### What is expected
Drop the images, then output the listing exactly.

### Extracted data
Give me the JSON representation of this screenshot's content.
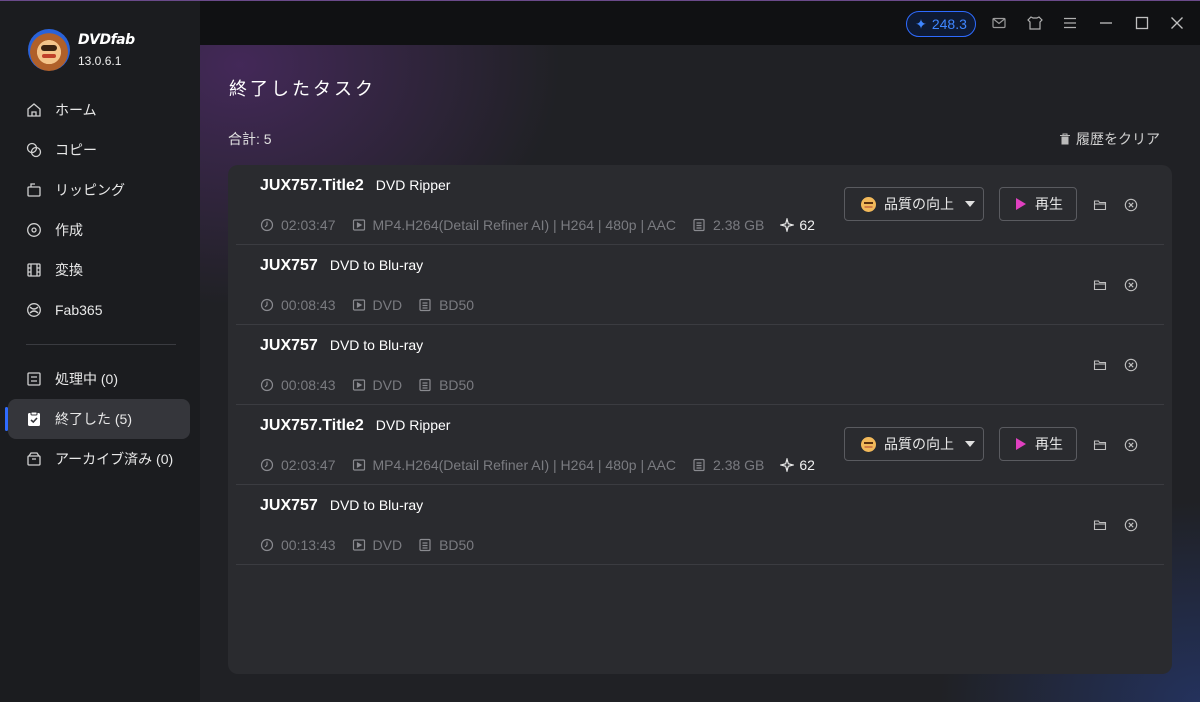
{
  "app": {
    "name": "DVDfab",
    "version": "13.0.6.1"
  },
  "sidebar": {
    "items": [
      {
        "label": "ホーム",
        "icon": "home-icon"
      },
      {
        "label": "コピー",
        "icon": "copy-icon"
      },
      {
        "label": "リッピング",
        "icon": "ripping-icon"
      },
      {
        "label": "作成",
        "icon": "create-icon"
      },
      {
        "label": "変換",
        "icon": "convert-icon"
      },
      {
        "label": "Fab365",
        "icon": "fab365-icon"
      }
    ],
    "task_items": [
      {
        "label": "処理中 (0)",
        "icon": "processing-icon"
      },
      {
        "label": "終了した (5)",
        "icon": "finished-icon",
        "active": true
      },
      {
        "label": "アーカイブ済み (0)",
        "icon": "archive-icon"
      }
    ]
  },
  "topbar": {
    "credits": "248.3"
  },
  "main": {
    "title": "終了したタスク",
    "total": "合計: 5",
    "clear_history": "履歴をクリア"
  },
  "tasks": [
    {
      "name": "JUX757.Title2",
      "type": "DVD Ripper",
      "duration": "02:03:47",
      "format": "MP4.H264(Detail Refiner AI) | H264 | 480p | AAC",
      "size": "2.38 GB",
      "score": "62",
      "quality_label": "品質の向上",
      "play_label": "再生"
    },
    {
      "name": "JUX757",
      "type": "DVD to Blu-ray",
      "duration": "00:08:43",
      "format": "DVD",
      "size": "BD50"
    },
    {
      "name": "JUX757",
      "type": "DVD to Blu-ray",
      "duration": "00:08:43",
      "format": "DVD",
      "size": "BD50"
    },
    {
      "name": "JUX757.Title2",
      "type": "DVD Ripper",
      "duration": "02:03:47",
      "format": "MP4.H264(Detail Refiner AI) | H264 | 480p | AAC",
      "size": "2.38 GB",
      "score": "62",
      "quality_label": "品質の向上",
      "play_label": "再生"
    },
    {
      "name": "JUX757",
      "type": "DVD to Blu-ray",
      "duration": "00:13:43",
      "format": "DVD",
      "size": "BD50"
    }
  ],
  "colors": {
    "accent": "#2f6bff",
    "play": "#e040c0"
  }
}
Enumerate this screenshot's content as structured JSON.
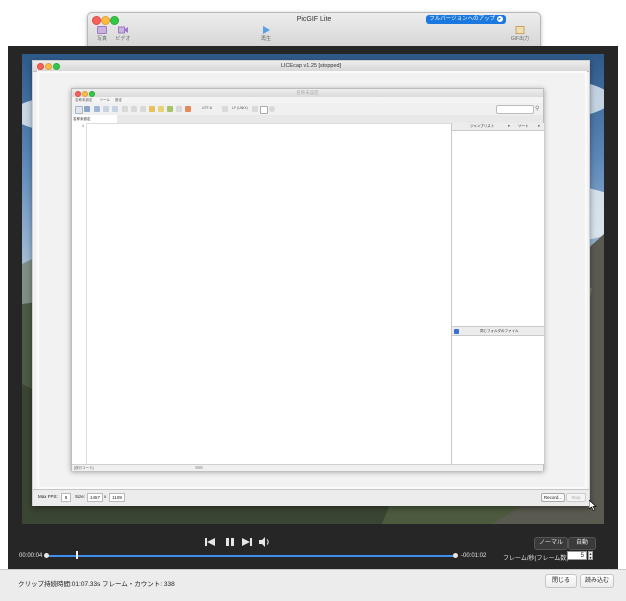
{
  "picgif": {
    "title": "PicGIF Lite",
    "upgrade_label": "フルバージョンへのアップ",
    "toolbar": [
      {
        "label": "写真",
        "icon": "photo-icon"
      },
      {
        "label": "ビデオ",
        "icon": "video-icon"
      },
      {
        "label": "再生",
        "icon": "play-icon"
      },
      {
        "label": "GIF出力",
        "icon": "gif-export-icon"
      }
    ]
  },
  "licecap": {
    "title": "LICEcap v1.25 [stopped]",
    "max_fps_label": "Max FPS:",
    "max_fps_value": "8",
    "size_label": "Size:",
    "width_value": "1457",
    "x_label": "x",
    "height_value": "1109",
    "record_label": "Record...",
    "stop_label": "Stop"
  },
  "editor": {
    "title": "名称未設定",
    "menu": [
      "名称未設定",
      "ツール",
      "設定"
    ],
    "toolbar_labels": [
      "UTF-8",
      "LF (UNIX)"
    ],
    "tab_label": "名称未設定",
    "line_number": "1",
    "jump_list_label": "ジャンプリスト",
    "sort_label": "ソート",
    "folder_label": "同じフォルダのファイル",
    "status_text": "[改行コード]"
  },
  "player": {
    "mode_normal": "ノーマル",
    "mode_auto": "自動",
    "time_current": "00:00:04",
    "time_remaining": "-00:01:02",
    "fps_label": "フレーム/秒(フレーム数)",
    "fps_value": "5",
    "progress": 0.02,
    "clip_marker": 0.07
  },
  "footer": {
    "clip_duration": "クリップ持続時間:01:07.33s",
    "frame_count": "フレーム・カウント: 338",
    "close_label": "閉じる",
    "import_label": "読み込む"
  }
}
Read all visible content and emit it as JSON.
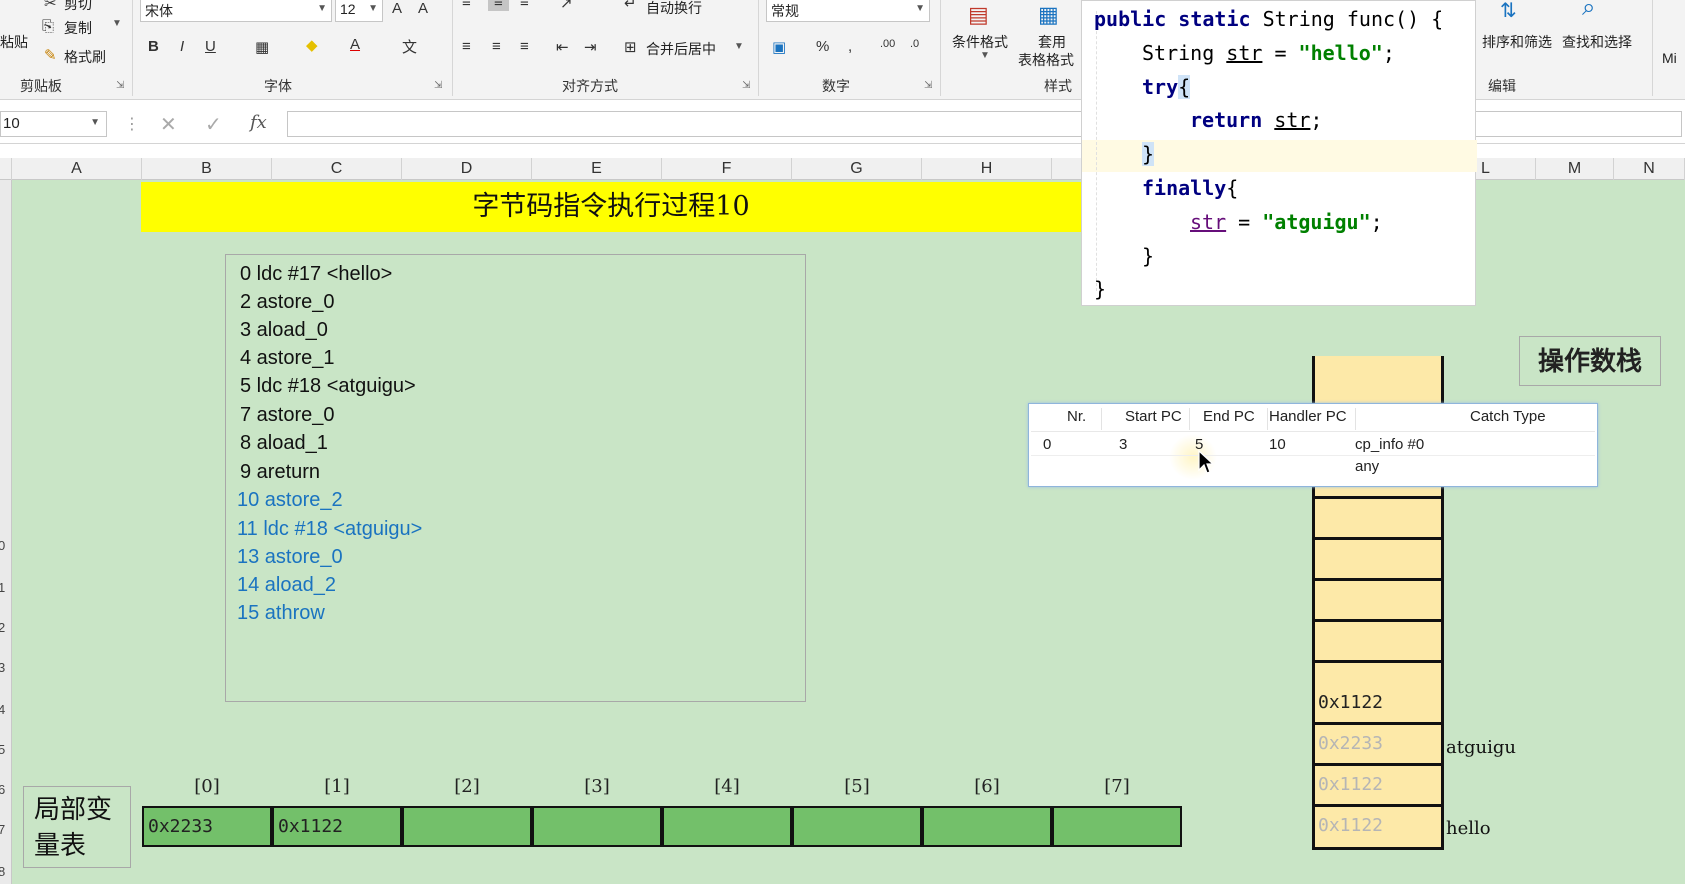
{
  "ribbon": {
    "clipboard": {
      "cut": "剪切",
      "copy": "复制",
      "format_painter": "格式刷",
      "paste": "粘贴",
      "label": "剪贴板"
    },
    "font": {
      "name": "宋体",
      "size": "12",
      "label": "字体"
    },
    "alignment": {
      "wrap_text": "自动换行",
      "merge_center": "合并后居中",
      "label": "对齐方式"
    },
    "number": {
      "format": "常规",
      "label": "数字"
    },
    "styles": {
      "conditional_format": "条件格式",
      "table_format_line1": "套用",
      "table_format_line2": "表格格式",
      "label": "样式"
    },
    "editing": {
      "sort_filter": "排序和筛选",
      "find_select": "查找和选择",
      "label": "编辑"
    },
    "extra": "Mi"
  },
  "formula_bar": {
    "name_box": "10",
    "fx": "fx"
  },
  "columns": [
    "A",
    "B",
    "C",
    "D",
    "E",
    "F",
    "G",
    "H",
    "L",
    "M",
    "N"
  ],
  "row_numbers": [
    "0",
    "1",
    "2",
    "3",
    "4",
    "5",
    "6",
    "7",
    "8"
  ],
  "title": "字节码指令执行过程10",
  "bytecode": [
    "0 ldc #17 <hello>",
    "2 astore_0",
    "3 aload_0",
    "4 astore_1",
    "5 ldc #18 <atguigu>",
    "7 astore_0",
    "8 aload_1",
    "9 areturn",
    "10 astore_2",
    "11 ldc #18 <atguigu>",
    "13 astore_0",
    "14 aload_2",
    "15 athrow"
  ],
  "code": {
    "l1_kw1": "public",
    "l1_kw2": "static",
    "l1_rest": " String func() {",
    "l2_a": "String ",
    "l2_var": "str",
    "l2_b": " = ",
    "l2_str": "\"hello\"",
    "l2_c": ";",
    "l3_kw": "try",
    "l3_b": "{",
    "l4_kw": "return",
    "l4_sp": " ",
    "l4_var": "str",
    "l4_c": ";",
    "l5": "}",
    "l6_kw": "finally",
    "l6_b": "{",
    "l7_var": "str",
    "l7_b": " = ",
    "l7_str": "\"atguigu\"",
    "l7_c": ";",
    "l8": "}",
    "l9": "}"
  },
  "stack": {
    "title": "操作数栈",
    "cells": [
      {
        "value": "0x1122",
        "faded": false
      },
      {
        "value": "0x2233",
        "faded": true
      },
      {
        "value": "0x1122",
        "faded": true
      },
      {
        "value": "0x1122",
        "faded": true
      }
    ],
    "labels": [
      "atguigu",
      "hello"
    ]
  },
  "exception_table": {
    "headers": [
      "Nr.",
      "Start PC",
      "End PC",
      "Handler PC",
      "Catch Type"
    ],
    "row": [
      "0",
      "3",
      "5",
      "10",
      "cp_info #0"
    ],
    "catch_type_sub": "any"
  },
  "local_vars": {
    "label_line1": "局部变",
    "label_line2": "量表",
    "indices": [
      "[0]",
      "[1]",
      "[2]",
      "[3]",
      "[4]",
      "[5]",
      "[6]",
      "[7]"
    ],
    "values": [
      "0x2233",
      "0x1122",
      "",
      "",
      "",
      "",
      "",
      ""
    ]
  },
  "colors": {
    "sheet_bg": "#c9e5c6",
    "title_bg": "#ffff00",
    "stack_bg": "#fde9a8",
    "lvt_cell": "#73c06a",
    "highlight_text": "#1a73c0"
  }
}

### Output
Give me the JSON representation of this screenshot's content.
{
  "app": {
    "name": "DVDfab",
    "version": "13.0.6.1"
  },
  "sidebar": {
    "items": [
      {
        "label": "ホーム",
        "icon": "home-icon"
      },
      {
        "label": "コピー",
        "icon": "copy-icon"
      },
      {
        "label": "リッピング",
        "icon": "ripping-icon"
      },
      {
        "label": "作成",
        "icon": "create-icon"
      },
      {
        "label": "変換",
        "icon": "convert-icon"
      },
      {
        "label": "Fab365",
        "icon": "fab365-icon"
      }
    ],
    "task_items": [
      {
        "label": "処理中 (0)",
        "icon": "processing-icon"
      },
      {
        "label": "終了した (5)",
        "icon": "finished-icon",
        "active": true
      },
      {
        "label": "アーカイブ済み (0)",
        "icon": "archive-icon"
      }
    ]
  },
  "topbar": {
    "credits": "248.3"
  },
  "main": {
    "title": "終了したタスク",
    "total": "合計: 5",
    "clear_history": "履歴をクリア"
  },
  "tasks": [
    {
      "name": "JUX757.Title2",
      "type": "DVD Ripper",
      "duration": "02:03:47",
      "format": "MP4.H264(Detail Refiner AI) | H264 | 480p | AAC",
      "size": "2.38 GB",
      "score": "62",
      "quality_label": "品質の向上",
      "play_label": "再生"
    },
    {
      "name": "JUX757",
      "type": "DVD to Blu-ray",
      "duration": "00:08:43",
      "format": "DVD",
      "size": "BD50"
    },
    {
      "name": "JUX757",
      "type": "DVD to Blu-ray",
      "duration": "00:08:43",
      "format": "DVD",
      "size": "BD50"
    },
    {
      "name": "JUX757.Title2",
      "type": "DVD Ripper",
      "duration": "02:03:47",
      "format": "MP4.H264(Detail Refiner AI) | H264 | 480p | AAC",
      "size": "2.38 GB",
      "score": "62",
      "quality_label": "品質の向上",
      "play_label": "再生"
    },
    {
      "name": "JUX757",
      "type": "DVD to Blu-ray",
      "duration": "00:13:43",
      "format": "DVD",
      "size": "BD50"
    }
  ],
  "colors": {
    "accent": "#2f6bff",
    "play": "#e040c0"
  }
}
Enumerate this screenshot's content as structured JSON.
{
  "picgif": {
    "title": "PicGIF Lite",
    "upgrade_label": "フルバージョンへのアップ",
    "toolbar": [
      {
        "label": "写真",
        "icon": "photo-icon"
      },
      {
        "label": "ビデオ",
        "icon": "video-icon"
      },
      {
        "label": "再生",
        "icon": "play-icon"
      },
      {
        "label": "GIF出力",
        "icon": "gif-export-icon"
      }
    ]
  },
  "licecap": {
    "title": "LICEcap v1.25 [stopped]",
    "max_fps_label": "Max FPS:",
    "max_fps_value": "8",
    "size_label": "Size:",
    "width_value": "1457",
    "x_label": "x",
    "height_value": "1109",
    "record_label": "Record...",
    "stop_label": "Stop"
  },
  "editor": {
    "title": "名称未設定",
    "menu": [
      "名称未設定",
      "ツール",
      "設定"
    ],
    "toolbar_labels": [
      "UTF-8",
      "LF (UNIX)"
    ],
    "tab_label": "名称未設定",
    "line_number": "1",
    "jump_list_label": "ジャンプリスト",
    "sort_label": "ソート",
    "folder_label": "同じフォルダのファイル",
    "status_text": "[改行コード]"
  },
  "player": {
    "mode_normal": "ノーマル",
    "mode_auto": "自動",
    "time_current": "00:00:04",
    "time_remaining": "-00:01:02",
    "fps_label": "フレーム/秒(フレーム数)",
    "fps_value": "5",
    "progress": 0.02,
    "clip_marker": 0.07
  },
  "footer": {
    "clip_duration": "クリップ持続時間:01:07.33s",
    "frame_count": "フレーム・カウント: 338",
    "close_label": "閉じる",
    "import_label": "読み込む"
  }
}
Read all visible content and emit it as JSON.
{
  "ribbon": {
    "clipboard": {
      "cut": "剪切",
      "copy": "复制",
      "format_painter": "格式刷",
      "paste": "粘贴",
      "label": "剪贴板"
    },
    "font": {
      "name": "宋体",
      "size": "12",
      "label": "字体"
    },
    "alignment": {
      "wrap_text": "自动换行",
      "merge_center": "合并后居中",
      "label": "对齐方式"
    },
    "number": {
      "format": "常规",
      "label": "数字"
    },
    "styles": {
      "conditional_format": "条件格式",
      "table_format_line1": "套用",
      "table_format_line2": "表格格式",
      "label": "样式"
    },
    "editing": {
      "sort_filter": "排序和筛选",
      "find_select": "查找和选择",
      "label": "编辑"
    },
    "extra": "Mi"
  },
  "formula_bar": {
    "name_box": "10",
    "fx": "fx"
  },
  "columns": [
    "A",
    "B",
    "C",
    "D",
    "E",
    "F",
    "G",
    "H",
    "L",
    "M",
    "N"
  ],
  "row_numbers": [
    "0",
    "1",
    "2",
    "3",
    "4",
    "5",
    "6",
    "7",
    "8"
  ],
  "title": "字节码指令执行过程10",
  "bytecode": [
    "0 ldc #17 <hello>",
    "2 astore_0",
    "3 aload_0",
    "4 astore_1",
    "5 ldc #18 <atguigu>",
    "7 astore_0",
    "8 aload_1",
    "9 areturn",
    "10 astore_2",
    "11 ldc #18 <atguigu>",
    "13 astore_0",
    "14 aload_2",
    "15 athrow"
  ],
  "code": {
    "l1_kw1": "public",
    "l1_kw2": "static",
    "l1_rest": " String func() {",
    "l2_a": "String ",
    "l2_var": "str",
    "l2_b": " = ",
    "l2_str": "\"hello\"",
    "l2_c": ";",
    "l3_kw": "try",
    "l3_b": "{",
    "l4_kw": "return",
    "l4_sp": " ",
    "l4_var": "str",
    "l4_c": ";",
    "l5": "}",
    "l6_kw": "finally",
    "l6_b": "{",
    "l7_var": "str",
    "l7_b": " = ",
    "l7_str": "\"atguigu\"",
    "l7_c": ";",
    "l8": "}",
    "l9": "}"
  },
  "stack": {
    "title": "操作数栈",
    "cells": [
      {
        "value": "0x1122",
        "faded": false
      },
      {
        "value": "0x2233",
        "faded": true
      },
      {
        "value": "0x1122",
        "faded": true
      },
      {
        "value": "0x1122",
        "faded": true
      }
    ],
    "labels": [
      "atguigu",
      "hello"
    ]
  },
  "exception_table": {
    "headers": [
      "Nr.",
      "Start PC",
      "End PC",
      "Handler PC",
      "Catch Type"
    ],
    "row": [
      "0",
      "3",
      "5",
      "10",
      "cp_info #0"
    ],
    "catch_type_sub": "any"
  },
  "local_vars": {
    "label_line1": "局部变",
    "label_line2": "量表",
    "indices": [
      "[0]",
      "[1]",
      "[2]",
      "[3]",
      "[4]",
      "[5]",
      "[6]",
      "[7]"
    ],
    "values": [
      "0x2233",
      "0x1122",
      "",
      "",
      "",
      "",
      "",
      ""
    ]
  },
  "colors": {
    "sheet_bg": "#c9e5c6",
    "title_bg": "#ffff00",
    "stack_bg": "#fde9a8",
    "lvt_cell": "#73c06a",
    "highlight_text": "#1a73c0"
  }
}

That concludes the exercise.